- PROBLEM TO SOLVE -
Go line by line through the records below. Copy whichever lines contain the string "JSON".

Items from an interface collection:
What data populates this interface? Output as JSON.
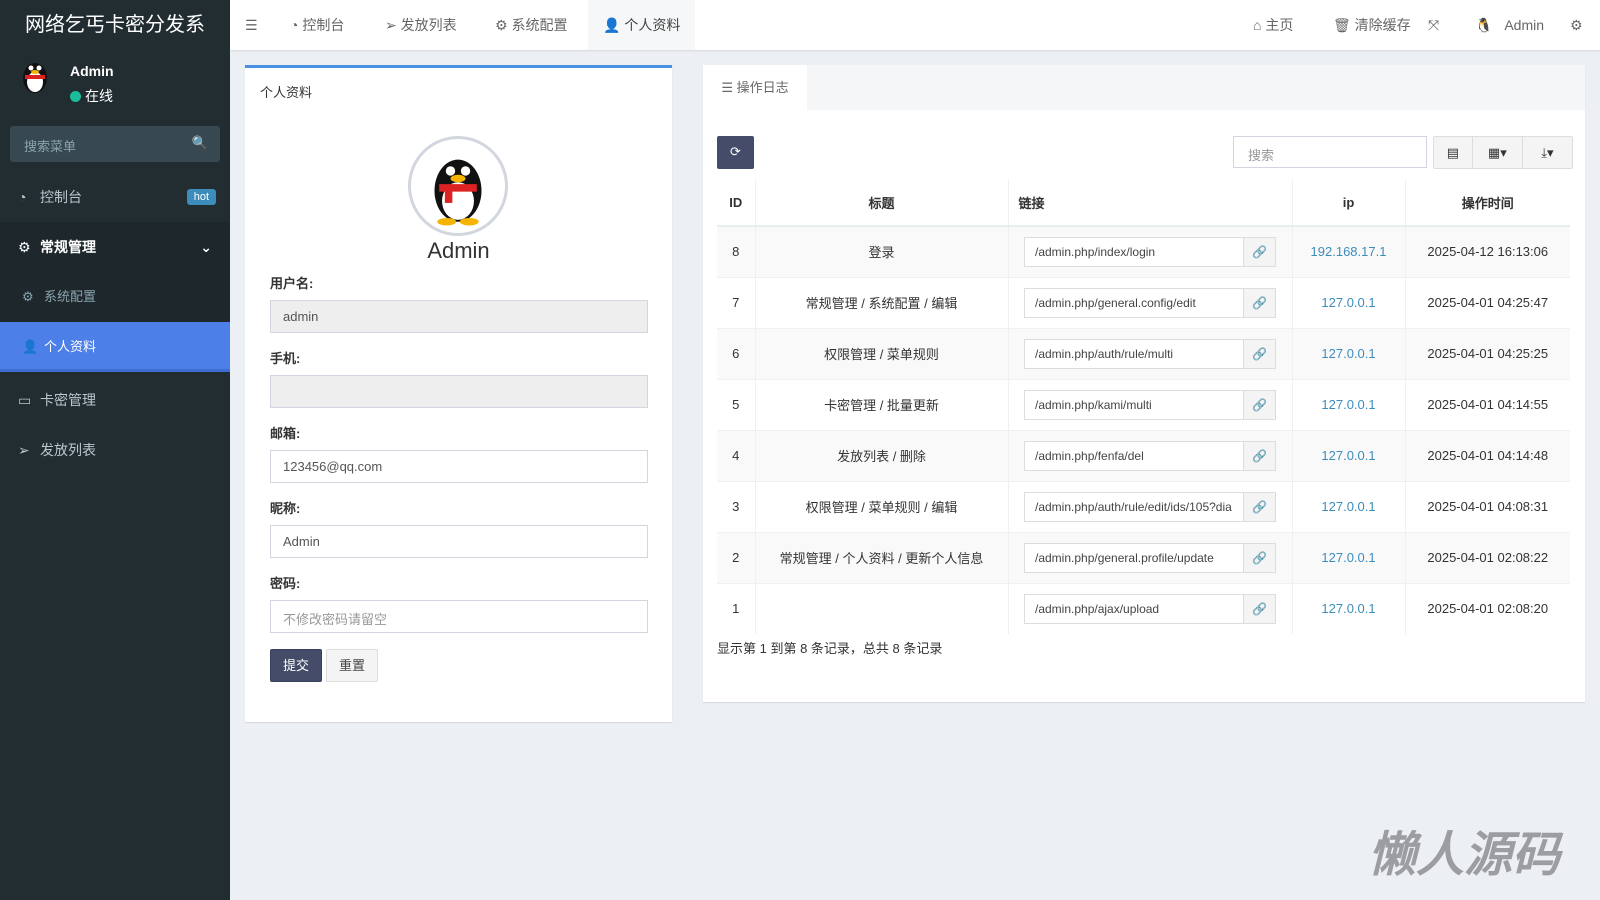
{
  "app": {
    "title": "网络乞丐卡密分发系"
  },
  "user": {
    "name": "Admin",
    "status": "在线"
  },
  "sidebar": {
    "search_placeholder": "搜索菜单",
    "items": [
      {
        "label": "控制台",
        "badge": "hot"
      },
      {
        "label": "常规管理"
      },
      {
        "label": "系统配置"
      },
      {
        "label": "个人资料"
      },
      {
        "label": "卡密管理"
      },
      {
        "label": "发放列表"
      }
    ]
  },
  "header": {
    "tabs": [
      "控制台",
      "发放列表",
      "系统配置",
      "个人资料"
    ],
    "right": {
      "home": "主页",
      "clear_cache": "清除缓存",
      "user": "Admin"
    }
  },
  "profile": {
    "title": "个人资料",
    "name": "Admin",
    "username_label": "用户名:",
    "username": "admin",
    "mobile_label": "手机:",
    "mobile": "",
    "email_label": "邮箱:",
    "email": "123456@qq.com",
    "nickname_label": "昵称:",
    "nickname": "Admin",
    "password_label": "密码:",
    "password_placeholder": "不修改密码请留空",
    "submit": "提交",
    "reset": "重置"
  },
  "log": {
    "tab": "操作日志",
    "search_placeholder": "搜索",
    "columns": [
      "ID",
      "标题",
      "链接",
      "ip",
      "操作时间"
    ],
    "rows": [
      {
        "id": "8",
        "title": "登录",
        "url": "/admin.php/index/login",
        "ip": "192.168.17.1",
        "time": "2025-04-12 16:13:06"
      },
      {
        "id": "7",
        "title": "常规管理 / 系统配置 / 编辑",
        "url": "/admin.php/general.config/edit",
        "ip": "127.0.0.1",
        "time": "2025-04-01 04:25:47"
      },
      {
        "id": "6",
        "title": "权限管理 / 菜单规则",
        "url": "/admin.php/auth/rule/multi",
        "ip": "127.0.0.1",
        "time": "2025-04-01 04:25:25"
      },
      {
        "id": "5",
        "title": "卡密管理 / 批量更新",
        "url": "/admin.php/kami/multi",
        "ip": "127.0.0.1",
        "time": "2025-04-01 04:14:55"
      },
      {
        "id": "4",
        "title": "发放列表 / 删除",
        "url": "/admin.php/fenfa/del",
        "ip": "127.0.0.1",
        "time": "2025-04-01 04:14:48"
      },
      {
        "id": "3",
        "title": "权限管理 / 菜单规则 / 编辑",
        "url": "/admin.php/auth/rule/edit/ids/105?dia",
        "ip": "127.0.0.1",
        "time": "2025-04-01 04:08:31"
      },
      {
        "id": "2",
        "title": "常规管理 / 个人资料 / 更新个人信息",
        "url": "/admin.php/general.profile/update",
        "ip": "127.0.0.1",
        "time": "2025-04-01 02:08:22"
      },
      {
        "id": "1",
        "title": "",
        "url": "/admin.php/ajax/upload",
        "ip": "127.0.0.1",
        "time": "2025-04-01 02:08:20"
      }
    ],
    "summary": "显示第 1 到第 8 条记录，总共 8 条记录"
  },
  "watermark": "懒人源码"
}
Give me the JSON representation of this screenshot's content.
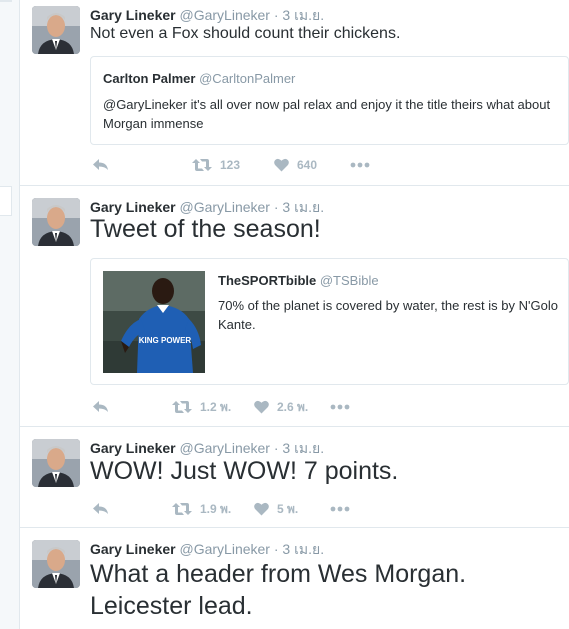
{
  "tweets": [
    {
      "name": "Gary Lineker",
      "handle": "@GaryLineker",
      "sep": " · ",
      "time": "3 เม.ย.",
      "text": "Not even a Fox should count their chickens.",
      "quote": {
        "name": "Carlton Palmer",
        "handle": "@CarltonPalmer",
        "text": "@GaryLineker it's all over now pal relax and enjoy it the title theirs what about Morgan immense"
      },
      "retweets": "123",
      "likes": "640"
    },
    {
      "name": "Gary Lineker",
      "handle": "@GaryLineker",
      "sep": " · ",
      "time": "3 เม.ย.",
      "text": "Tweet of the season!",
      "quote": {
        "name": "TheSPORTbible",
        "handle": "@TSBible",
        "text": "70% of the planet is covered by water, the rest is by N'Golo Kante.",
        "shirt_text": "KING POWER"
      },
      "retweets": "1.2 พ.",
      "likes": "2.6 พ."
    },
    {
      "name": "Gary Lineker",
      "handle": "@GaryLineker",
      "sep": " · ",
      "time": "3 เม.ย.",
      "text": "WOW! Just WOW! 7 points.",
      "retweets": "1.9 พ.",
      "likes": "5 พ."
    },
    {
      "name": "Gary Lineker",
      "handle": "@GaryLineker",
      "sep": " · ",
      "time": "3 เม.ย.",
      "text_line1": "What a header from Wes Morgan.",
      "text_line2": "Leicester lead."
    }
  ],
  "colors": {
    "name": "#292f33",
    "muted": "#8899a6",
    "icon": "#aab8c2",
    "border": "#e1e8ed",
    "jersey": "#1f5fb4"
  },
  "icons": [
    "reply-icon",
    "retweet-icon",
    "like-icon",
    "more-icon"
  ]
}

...

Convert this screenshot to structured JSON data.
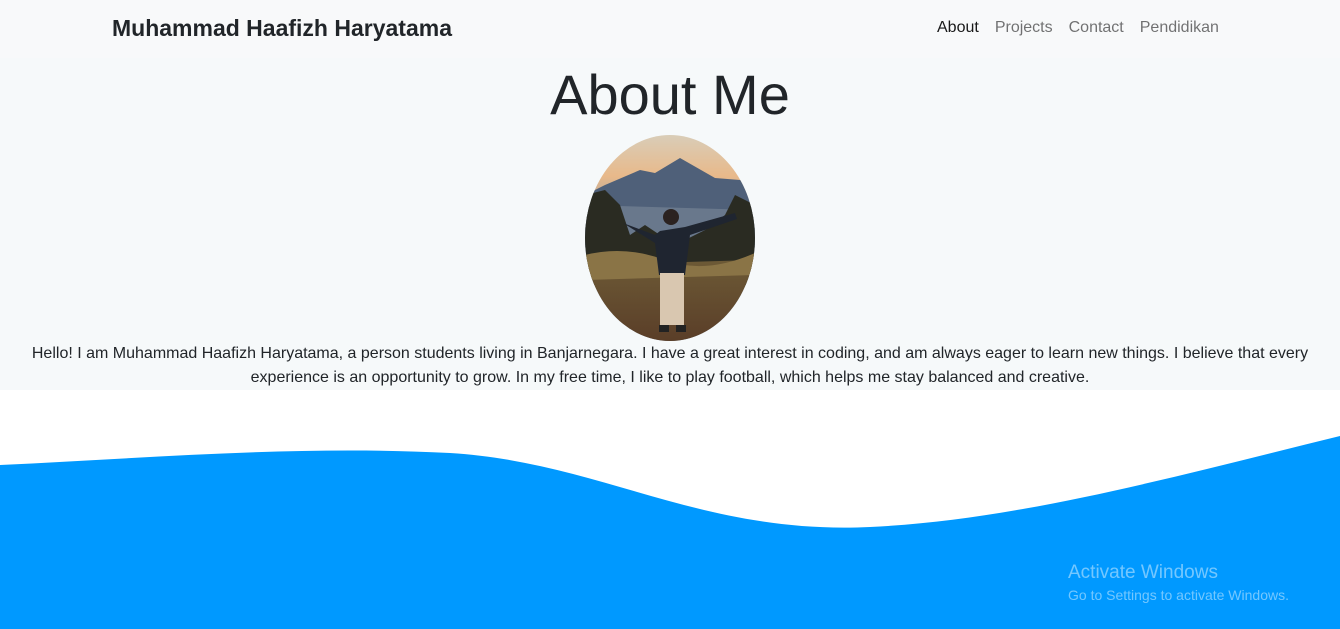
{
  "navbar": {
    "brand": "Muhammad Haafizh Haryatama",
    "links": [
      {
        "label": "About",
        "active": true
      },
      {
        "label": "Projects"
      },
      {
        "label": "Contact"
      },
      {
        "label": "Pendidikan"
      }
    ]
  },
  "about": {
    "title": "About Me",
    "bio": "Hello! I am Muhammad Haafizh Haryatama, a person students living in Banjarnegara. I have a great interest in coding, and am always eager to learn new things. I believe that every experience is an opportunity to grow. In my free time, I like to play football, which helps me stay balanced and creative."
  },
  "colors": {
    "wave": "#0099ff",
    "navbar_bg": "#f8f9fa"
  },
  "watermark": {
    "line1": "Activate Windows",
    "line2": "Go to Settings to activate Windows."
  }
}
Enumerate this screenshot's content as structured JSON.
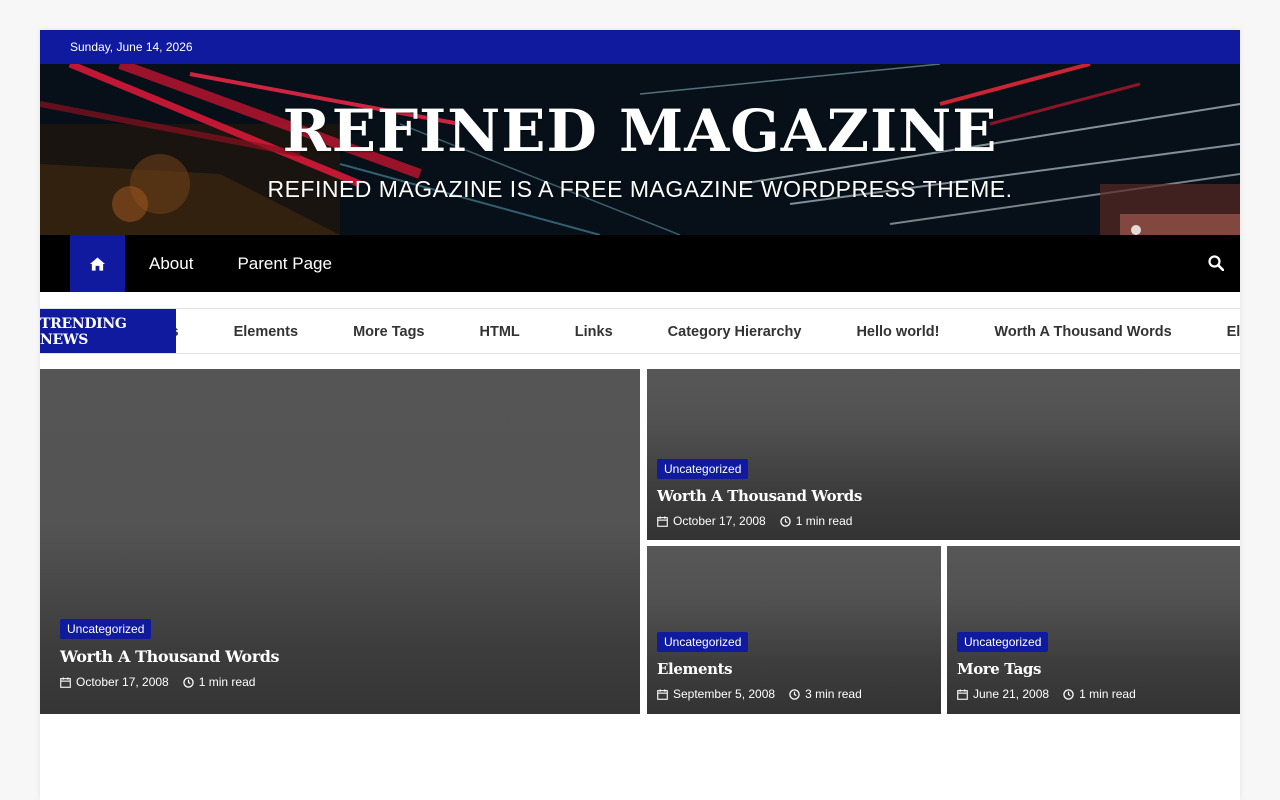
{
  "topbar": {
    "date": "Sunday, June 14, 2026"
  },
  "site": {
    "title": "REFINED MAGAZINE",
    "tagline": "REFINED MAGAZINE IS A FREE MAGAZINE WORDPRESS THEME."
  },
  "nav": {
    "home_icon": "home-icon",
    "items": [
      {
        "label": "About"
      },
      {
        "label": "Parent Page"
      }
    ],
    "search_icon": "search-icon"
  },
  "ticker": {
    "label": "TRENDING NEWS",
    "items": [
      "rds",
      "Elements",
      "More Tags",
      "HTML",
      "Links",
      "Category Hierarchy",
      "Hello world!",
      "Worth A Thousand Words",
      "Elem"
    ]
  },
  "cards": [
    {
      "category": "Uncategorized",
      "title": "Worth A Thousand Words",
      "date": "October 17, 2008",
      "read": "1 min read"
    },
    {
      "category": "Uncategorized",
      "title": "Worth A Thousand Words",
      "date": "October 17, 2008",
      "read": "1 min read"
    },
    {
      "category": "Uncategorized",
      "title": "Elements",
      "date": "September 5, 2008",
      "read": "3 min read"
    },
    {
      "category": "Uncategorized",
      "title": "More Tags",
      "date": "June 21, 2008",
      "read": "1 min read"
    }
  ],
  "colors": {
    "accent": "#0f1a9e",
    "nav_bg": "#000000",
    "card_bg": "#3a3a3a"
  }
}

- RESULT OF THIS TASK -
What data populates this interface? Output as JSON.
Give me the JSON representation of this screenshot's content.
Convert this screenshot to structured JSON data.
Enumerate this screenshot's content as structured JSON.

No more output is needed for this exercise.